The definition of art in a Western sense, under which an institution like the Guggenheim has traditionally operated (but is in the process of rethinking), may be different from local ones in other parts of the world, and the dominant Western sense of art that has been disseminated around the world may hybridize in myriad ways. What was this experience like for you in this particular case?
The conception of a distinct binary of “East” and “West” is, I think, idealistic in its assumption of complete isolation. Experience and life itself is fluid and permeable; my own experience is of growing up in Singapore with a combination of local history and culture, regional and British literature, American television, and then later adding to the blend, Eastern European texts and different philosophies both eastern and western. I do not think of myself as “toggling” between being “Asian” and “non-Asian.”
Clearly narratives of exclusion exist, and they are important in the way they provide lenses for viewing and understanding life and events in particular ways.
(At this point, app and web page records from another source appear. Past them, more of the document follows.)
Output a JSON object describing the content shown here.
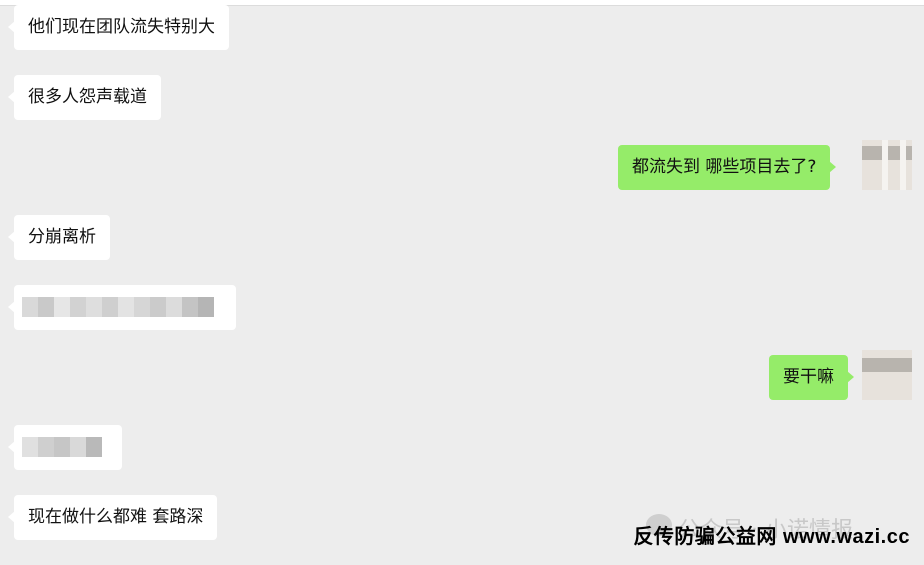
{
  "messages": [
    {
      "side": "left",
      "text": "他们现在团队流失特别大"
    },
    {
      "side": "left",
      "text": "很多人怨声载道"
    },
    {
      "side": "right",
      "text": "都流失到  哪些项目去了?"
    },
    {
      "side": "left",
      "text": "分崩离析"
    },
    {
      "side": "left",
      "text": "",
      "redacted": true
    },
    {
      "side": "right",
      "text": "要干嘛"
    },
    {
      "side": "left",
      "text": "",
      "redacted": true
    },
    {
      "side": "left",
      "text": "现在做什么都难 套路深"
    }
  ],
  "watermark": {
    "faint_text": "公众号 · 小诺情报",
    "main_text": "反传防骗公益网 www.wazi.cc"
  },
  "colors": {
    "background": "#ededed",
    "bubble_left": "#ffffff",
    "bubble_right": "#95ec69"
  }
}
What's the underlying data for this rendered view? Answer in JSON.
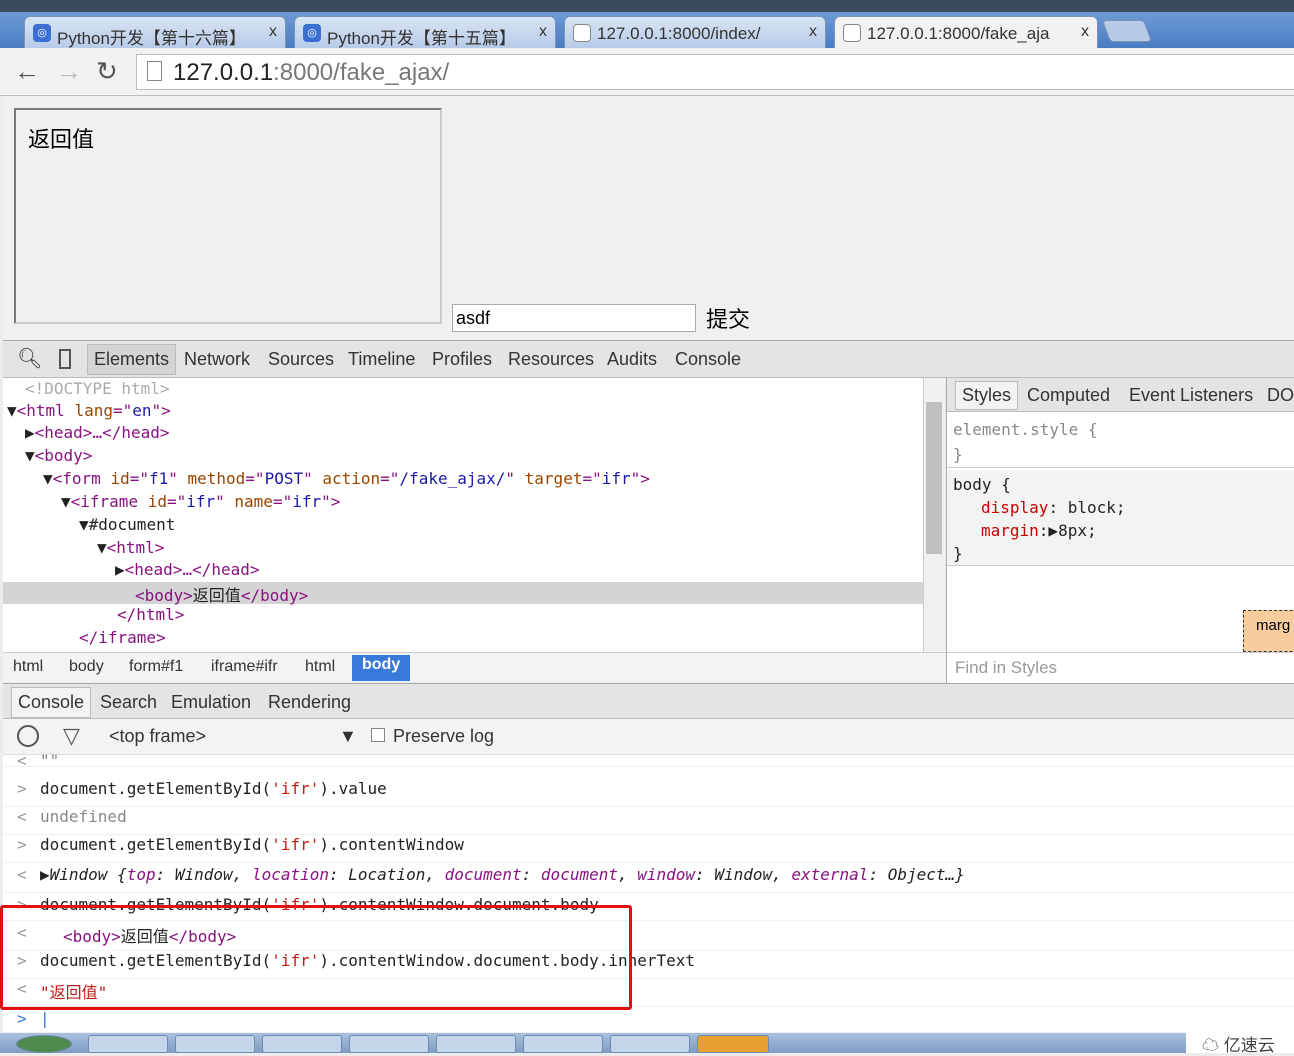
{
  "browser": {
    "tabs": [
      {
        "title": "Python开发【第十六篇】",
        "icon": "app-icon"
      },
      {
        "title": "Python开发【第十五篇】",
        "icon": "app-icon"
      },
      {
        "title": "127.0.0.1:8000/index/",
        "icon": "page-icon"
      },
      {
        "title": "127.0.0.1:8000/fake_aja",
        "icon": "page-icon",
        "active": true
      }
    ],
    "close_glyph": "x",
    "url_host": "127.0.0.1",
    "url_rest": ":8000/fake_ajax/"
  },
  "page": {
    "iframe_text": "返回值",
    "input_value": "asdf",
    "submit_label": "提交"
  },
  "devtools": {
    "tabs": [
      "Elements",
      "Network",
      "Sources",
      "Timeline",
      "Profiles",
      "Resources",
      "Audits",
      "Console"
    ],
    "dom": {
      "doctype": "<!DOCTYPE html>",
      "html_lang": "en",
      "form_id": "f1",
      "form_method": "POST",
      "form_action": "/fake_ajax/",
      "form_target": "ifr",
      "iframe_id": "ifr",
      "iframe_name": "ifr",
      "document": "#document",
      "body_text": "返回值"
    },
    "breadcrumbs": [
      "html",
      "body",
      "form#f1",
      "iframe#ifr",
      "html",
      "body"
    ],
    "styles": {
      "tabs": [
        "Styles",
        "Computed",
        "Event Listeners",
        "DO"
      ],
      "element_style": "element.style {",
      "close": "}",
      "body_rule": "body {",
      "display_prop": "display",
      "display_val": "block;",
      "margin_prop": "margin",
      "margin_val": "8px;",
      "box_label": "marg",
      "find_placeholder": "Find in Styles"
    },
    "drawer_tabs": [
      "Console",
      "Search",
      "Emulation",
      "Rendering"
    ],
    "console_toolbar": {
      "frame": "<top frame>",
      "preserve_log": "Preserve log",
      "preserve_checked": false
    },
    "console": {
      "l0": "\"\"",
      "l1a": "document.getElementById(",
      "l1s": "'ifr'",
      "l1b": ").value",
      "l2": "undefined",
      "l3b": ").contentWindow",
      "l4": {
        "pre": "Window {",
        "top": "top",
        "topv": "Window",
        "loc": "location",
        "locv": "Location",
        "doc": "document",
        "docv": "document",
        "win": "window",
        "winv": "Window",
        "ext": "external",
        "extv": "Object…}"
      },
      "l5b": ").contentWindow.document.body",
      "l6": "返回值",
      "l7b": ").contentWindow.document.body.innerText",
      "l8": "\"返回值\""
    }
  },
  "watermark": "亿速云",
  "colors": {
    "highlight": "#e01010",
    "selected_crumb": "#3879d9"
  }
}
There may be reasons for seeking lines of demarcation in other spheres in life, but I would like to think that in art and cultural production, we can allow for ideas to be presented and contested, acknowledging the need for, but going beyond, categorization.
The MAP exhibition could be the perfect platform for this kind of exploration.
I hope so. It is already a stretch within a single exhibition to encompass the complexities of a country, especially countries in South and Southeast Asia, much less a region as a whole. The challenge, then, is for this to be an opportunity to discuss what regionalism and representation means in contemporary art and curating, and specifically in this case, for these countries that are identified or self-identify as being in the region of South and Southeast Asia.
Part of your assignment involves you traveling not just within South and Southeast Asia but also spending time in New York City. How does splitting time between the two places illuminate what you're doing? Does anything really stand out to you so far about being in New York?
I have visited New York on several occasions beginning in the 1990s, though for shorter durations. It is a city that is interesting perhaps not just for what it is but also what it is perceived to be, by virtue of its international position and through the media. In this I find an intriguing similarity between New York and the South and Southeast Asian region in focus for this show—certainly both know how to be distinctive, exotic even. I think what would be a worthwhile effort would be to find new, deeper ways to connect.
How far have you gotten with your work on the exhibition? Can you provide a rough characterization of what will be in it?
The exhibition is still developing, so I cannot say at this point how many works will be included or where they would be from. I do hope, nevertheless, that somewhere within the exhibition, there will be something new or thought-provoking for each audience to encounter. What I can say at this time is that the exhibition intends to present art from South and Southeast Asia as a critical and discursive practice, a practice that is reflexive of its geopolitics.